Segment Start: Supplied data

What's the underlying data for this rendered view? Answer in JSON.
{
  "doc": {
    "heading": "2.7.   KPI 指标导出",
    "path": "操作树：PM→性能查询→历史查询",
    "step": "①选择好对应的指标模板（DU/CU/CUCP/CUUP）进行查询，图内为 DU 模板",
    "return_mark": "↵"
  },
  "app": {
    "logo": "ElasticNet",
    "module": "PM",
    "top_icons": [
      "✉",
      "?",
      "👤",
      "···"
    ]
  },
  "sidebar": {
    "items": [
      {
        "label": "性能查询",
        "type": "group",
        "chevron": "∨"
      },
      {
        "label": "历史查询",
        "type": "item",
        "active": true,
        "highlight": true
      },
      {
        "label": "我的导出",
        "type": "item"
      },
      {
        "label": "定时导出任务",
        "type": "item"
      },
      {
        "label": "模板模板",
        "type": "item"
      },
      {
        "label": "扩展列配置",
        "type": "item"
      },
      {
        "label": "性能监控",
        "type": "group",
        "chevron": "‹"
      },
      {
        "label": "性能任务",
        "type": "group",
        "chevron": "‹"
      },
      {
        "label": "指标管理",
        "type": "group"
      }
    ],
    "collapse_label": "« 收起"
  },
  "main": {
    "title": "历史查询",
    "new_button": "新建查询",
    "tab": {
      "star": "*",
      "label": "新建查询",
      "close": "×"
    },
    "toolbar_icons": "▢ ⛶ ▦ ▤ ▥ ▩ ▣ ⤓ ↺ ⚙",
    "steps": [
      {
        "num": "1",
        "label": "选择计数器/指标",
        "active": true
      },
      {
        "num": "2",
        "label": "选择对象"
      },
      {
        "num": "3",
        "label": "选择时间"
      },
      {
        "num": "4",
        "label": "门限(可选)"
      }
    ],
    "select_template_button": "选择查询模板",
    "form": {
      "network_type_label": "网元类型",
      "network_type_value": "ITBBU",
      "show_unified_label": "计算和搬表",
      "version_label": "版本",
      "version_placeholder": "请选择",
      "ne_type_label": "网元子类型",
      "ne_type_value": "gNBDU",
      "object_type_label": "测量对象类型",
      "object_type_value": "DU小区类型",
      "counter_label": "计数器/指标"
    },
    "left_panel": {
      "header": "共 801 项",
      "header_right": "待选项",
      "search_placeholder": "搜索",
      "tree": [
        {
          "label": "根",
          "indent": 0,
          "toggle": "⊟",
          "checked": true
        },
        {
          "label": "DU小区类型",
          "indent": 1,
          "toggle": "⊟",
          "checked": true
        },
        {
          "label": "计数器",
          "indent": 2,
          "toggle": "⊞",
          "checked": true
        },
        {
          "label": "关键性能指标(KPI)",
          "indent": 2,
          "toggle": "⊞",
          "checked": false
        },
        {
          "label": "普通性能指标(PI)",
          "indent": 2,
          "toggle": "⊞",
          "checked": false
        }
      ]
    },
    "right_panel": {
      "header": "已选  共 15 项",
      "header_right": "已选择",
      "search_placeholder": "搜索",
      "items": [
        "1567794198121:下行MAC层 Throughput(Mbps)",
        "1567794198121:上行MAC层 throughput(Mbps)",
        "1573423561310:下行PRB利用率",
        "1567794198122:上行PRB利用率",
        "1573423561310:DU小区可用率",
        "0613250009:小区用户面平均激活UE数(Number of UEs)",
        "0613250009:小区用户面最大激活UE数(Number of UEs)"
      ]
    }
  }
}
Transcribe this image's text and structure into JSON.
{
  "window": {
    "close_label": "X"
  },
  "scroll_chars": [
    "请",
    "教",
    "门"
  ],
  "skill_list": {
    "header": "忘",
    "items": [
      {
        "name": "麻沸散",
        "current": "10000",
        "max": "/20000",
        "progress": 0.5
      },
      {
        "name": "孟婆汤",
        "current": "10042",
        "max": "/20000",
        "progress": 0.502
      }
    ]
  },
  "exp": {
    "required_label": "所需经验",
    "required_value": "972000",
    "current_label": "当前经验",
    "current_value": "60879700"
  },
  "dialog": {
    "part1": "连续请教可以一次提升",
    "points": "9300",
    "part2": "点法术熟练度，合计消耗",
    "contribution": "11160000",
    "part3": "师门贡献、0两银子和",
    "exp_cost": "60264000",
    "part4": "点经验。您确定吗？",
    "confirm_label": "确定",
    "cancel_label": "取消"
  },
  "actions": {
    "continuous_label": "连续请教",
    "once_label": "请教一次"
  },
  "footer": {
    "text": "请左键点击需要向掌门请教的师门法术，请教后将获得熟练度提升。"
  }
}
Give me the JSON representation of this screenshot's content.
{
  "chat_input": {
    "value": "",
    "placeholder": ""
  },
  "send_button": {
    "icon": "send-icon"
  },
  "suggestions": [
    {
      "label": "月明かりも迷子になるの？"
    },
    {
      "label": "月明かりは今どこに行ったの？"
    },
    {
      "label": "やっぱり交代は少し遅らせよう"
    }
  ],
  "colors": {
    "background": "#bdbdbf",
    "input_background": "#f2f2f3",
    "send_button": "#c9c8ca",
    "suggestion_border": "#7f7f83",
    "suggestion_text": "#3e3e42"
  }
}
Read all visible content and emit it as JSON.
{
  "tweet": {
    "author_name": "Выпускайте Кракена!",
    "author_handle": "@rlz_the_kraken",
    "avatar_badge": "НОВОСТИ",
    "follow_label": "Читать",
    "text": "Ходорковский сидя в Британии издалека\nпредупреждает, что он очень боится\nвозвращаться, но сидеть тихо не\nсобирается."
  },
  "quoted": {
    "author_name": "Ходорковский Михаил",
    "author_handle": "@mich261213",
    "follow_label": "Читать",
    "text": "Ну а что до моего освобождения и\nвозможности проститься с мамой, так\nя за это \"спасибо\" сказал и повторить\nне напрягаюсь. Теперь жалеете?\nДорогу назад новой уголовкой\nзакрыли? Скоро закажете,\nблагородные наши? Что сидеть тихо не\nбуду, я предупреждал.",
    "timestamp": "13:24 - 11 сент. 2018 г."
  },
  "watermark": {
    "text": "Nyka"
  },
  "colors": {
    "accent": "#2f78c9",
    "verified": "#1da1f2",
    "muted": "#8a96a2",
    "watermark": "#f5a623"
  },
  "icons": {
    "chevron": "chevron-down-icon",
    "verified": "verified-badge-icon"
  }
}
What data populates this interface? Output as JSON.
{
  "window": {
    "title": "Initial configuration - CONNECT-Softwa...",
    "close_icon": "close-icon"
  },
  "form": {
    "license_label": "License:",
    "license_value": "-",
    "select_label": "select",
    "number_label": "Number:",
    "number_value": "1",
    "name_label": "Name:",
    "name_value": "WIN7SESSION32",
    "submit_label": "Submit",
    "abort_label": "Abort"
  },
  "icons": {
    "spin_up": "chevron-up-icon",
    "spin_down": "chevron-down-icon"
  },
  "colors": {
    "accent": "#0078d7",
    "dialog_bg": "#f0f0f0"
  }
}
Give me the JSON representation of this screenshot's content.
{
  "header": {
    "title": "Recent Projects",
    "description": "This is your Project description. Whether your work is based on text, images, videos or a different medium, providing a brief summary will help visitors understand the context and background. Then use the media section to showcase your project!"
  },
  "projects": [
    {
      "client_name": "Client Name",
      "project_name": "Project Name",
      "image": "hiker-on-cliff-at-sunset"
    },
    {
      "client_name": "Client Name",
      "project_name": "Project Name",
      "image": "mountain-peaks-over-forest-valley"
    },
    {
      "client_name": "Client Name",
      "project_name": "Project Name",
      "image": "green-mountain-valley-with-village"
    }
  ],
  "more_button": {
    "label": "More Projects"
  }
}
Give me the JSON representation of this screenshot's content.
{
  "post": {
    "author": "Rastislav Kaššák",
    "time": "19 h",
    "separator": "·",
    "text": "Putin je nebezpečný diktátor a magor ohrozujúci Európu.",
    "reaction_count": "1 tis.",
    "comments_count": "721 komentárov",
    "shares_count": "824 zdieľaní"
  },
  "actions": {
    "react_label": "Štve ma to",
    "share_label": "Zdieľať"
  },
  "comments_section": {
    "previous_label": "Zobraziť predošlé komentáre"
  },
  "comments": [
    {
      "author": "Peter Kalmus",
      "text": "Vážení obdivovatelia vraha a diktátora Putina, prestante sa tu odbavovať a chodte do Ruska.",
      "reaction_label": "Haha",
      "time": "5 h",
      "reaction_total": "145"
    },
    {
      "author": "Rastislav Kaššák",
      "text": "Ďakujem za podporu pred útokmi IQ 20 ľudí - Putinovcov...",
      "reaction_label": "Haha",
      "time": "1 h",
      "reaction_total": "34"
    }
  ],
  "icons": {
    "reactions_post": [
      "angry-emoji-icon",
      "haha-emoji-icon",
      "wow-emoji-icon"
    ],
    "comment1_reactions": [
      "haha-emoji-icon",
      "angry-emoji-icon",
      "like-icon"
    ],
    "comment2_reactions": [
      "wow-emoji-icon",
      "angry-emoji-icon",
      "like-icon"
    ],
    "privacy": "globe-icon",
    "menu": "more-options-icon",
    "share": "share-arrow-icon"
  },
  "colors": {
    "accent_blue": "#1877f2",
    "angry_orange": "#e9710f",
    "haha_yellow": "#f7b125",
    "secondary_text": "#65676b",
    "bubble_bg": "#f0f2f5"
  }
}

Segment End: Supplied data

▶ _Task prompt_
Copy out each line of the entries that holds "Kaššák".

▶ _Answer_
    "author": "Rastislav Kaššák",
      "author": "Rastislav Kaššák",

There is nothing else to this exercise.